It’s something out of a dream: 250 miles of navigable waterways on Oregon’s North Coast that meander through dense forest, green pastures, marsh-like estuaries and small towns.
It’s known as the Tillamook Water Trail, a designated National Recreation Trail comprised of five separate watersheds — Nehalem, Tillamook Bay, Nestucca, Sand Lake and Netarts. A handy set of fold-out maps denotes easy access points, guidelines and flatwater and whitewater trips for all experience levels.
The nonprofit Tillamook Estuaries Partnership has recently made restorations to the sites, including new riparian plantings and salmon passage improvement. You can marvel at the wildlife from a front-row seat by kayak or stand-up paddleboard, but first should read up on the tide tables, since each of the estuaries is influenced by the tides, more so if they are smaller.
The fishing towns of Wheeler and Nehalem flank the banks of this watershed, giving paddlers a unique opportunity to start at one town and paddle to the other. Have fun exploring the dozens of marshes, and the multitude of options for shuttling and taking a mellow paddle downriver. First-time paddlers or families can head to Lake Lytle County Boat Ramp, 6.6 miles south of Nehalem Bay — known for its calm and shallow waters — perfect for practicing skills.

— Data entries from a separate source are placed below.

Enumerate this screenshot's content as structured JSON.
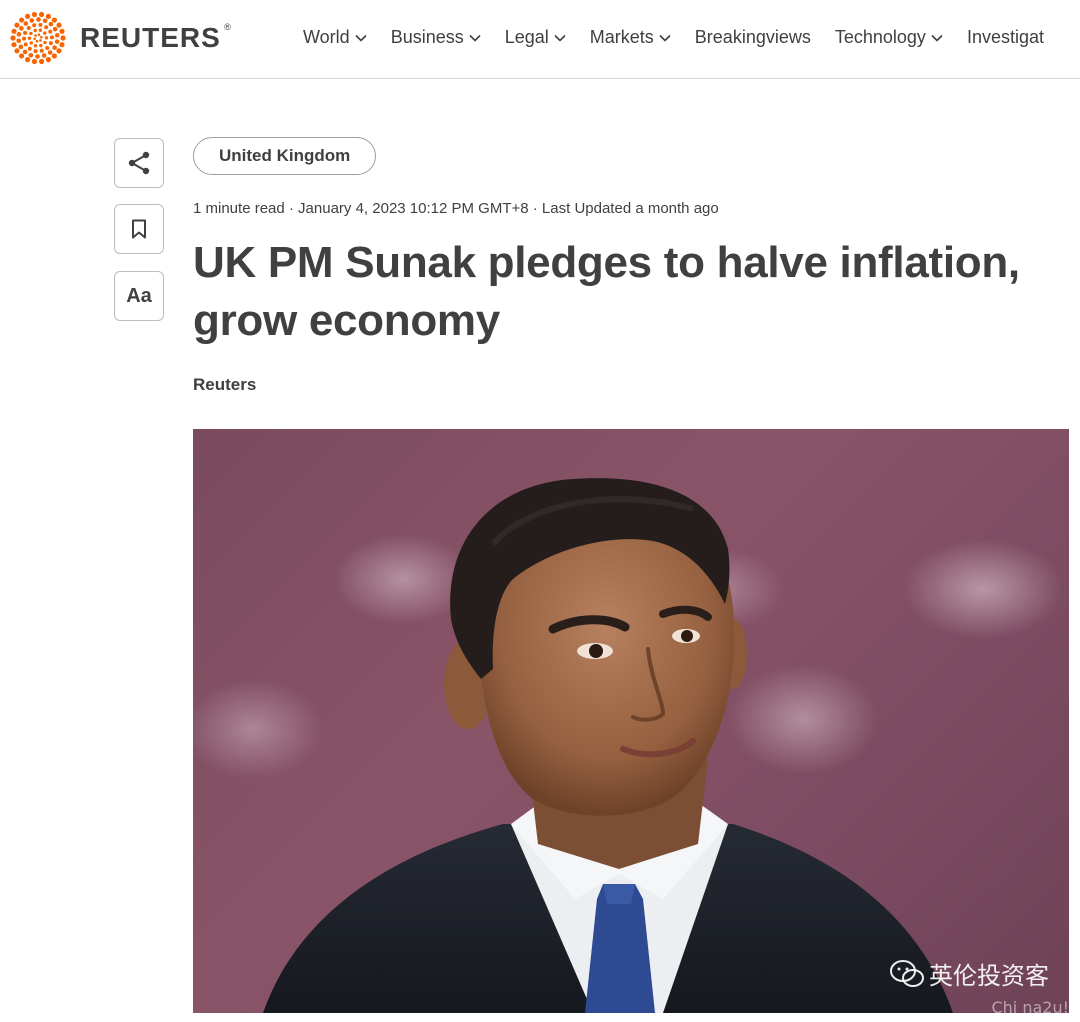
{
  "site": {
    "name": "REUTERS",
    "registered": "®"
  },
  "nav": {
    "items": [
      {
        "label": "World",
        "has_dropdown": true
      },
      {
        "label": "Business",
        "has_dropdown": true
      },
      {
        "label": "Legal",
        "has_dropdown": true
      },
      {
        "label": "Markets",
        "has_dropdown": true
      },
      {
        "label": "Breakingviews",
        "has_dropdown": false
      },
      {
        "label": "Technology",
        "has_dropdown": true
      },
      {
        "label": "Investigat",
        "has_dropdown": false
      }
    ]
  },
  "actions": {
    "share_icon": "share-icon",
    "bookmark_icon": "bookmark-icon",
    "text_size_label": "Aa"
  },
  "article": {
    "category": "United Kingdom",
    "meta": "1 minute read · January 4, 2023 10:12 PM GMT+8 · Last Updated a month ago",
    "headline": "UK PM Sunak pledges to halve inflation, grow economy",
    "byline": "Reuters"
  },
  "watermark": {
    "text": "英伦投资客",
    "sub": "Chi na2u!"
  },
  "colors": {
    "brand_orange": "#fa6400",
    "text": "#404040",
    "photo_background": "#7d4c62"
  }
}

One of 28 bays in the United States established by Congress as an “Estuary of National Significance,” this bay’s ecosystem is truly diverse, due to its spider web of inlets, sloughs and five rivers that pour in: Miami, Kilchis, Wilson, Trask and Tillamook. Beginners can check out the 2-mile trip at Cape Meares Lake, where it’s a thrilling experience to paddle through tall grasses and beaver lodges amidst the roar of the ocean.
Take in the magnificent scenery near Pacific City by paddling from the Bixby County Boat Launch to Three Rivers County Boat Launch, a 5-mile, fast-moving stretch of the Nestucca River. It’s a popular spot for fly fisherman and drift boats, so be prepared to share the waterway. The Tillamook Estuaries Partnership maps offer detailed directions, information about permits and fees, safety messages, gear guidelines and other resources to plan your adventure.
Once known as Oyster Bay, the habitat here brims with oysters. But don’t touch — they’re all commercially owned or part of the Shellfish Preserve. There’s also a living sand dollar bed, a protected area where the animals hide beneath the surface of the sand before being swept out by the tide — please don’t disturb. Paddling near the mouth of the bay here can be unpredictable because of the changing conditions, so it’s not recommended as a spot for beginners. But companies like Kayak Tillamook offer guided kayak tours here and throughout the Tillamook Water Trail.
If you go: Call the Tillamook Estuary Partnership to request a free map or download one for free from their website. Or, check out their interactive map to learn how each of the watersheds have their own personality.
Story by Jen Anderson
Photo by Justin Bailie (pictured is the Nestucca River)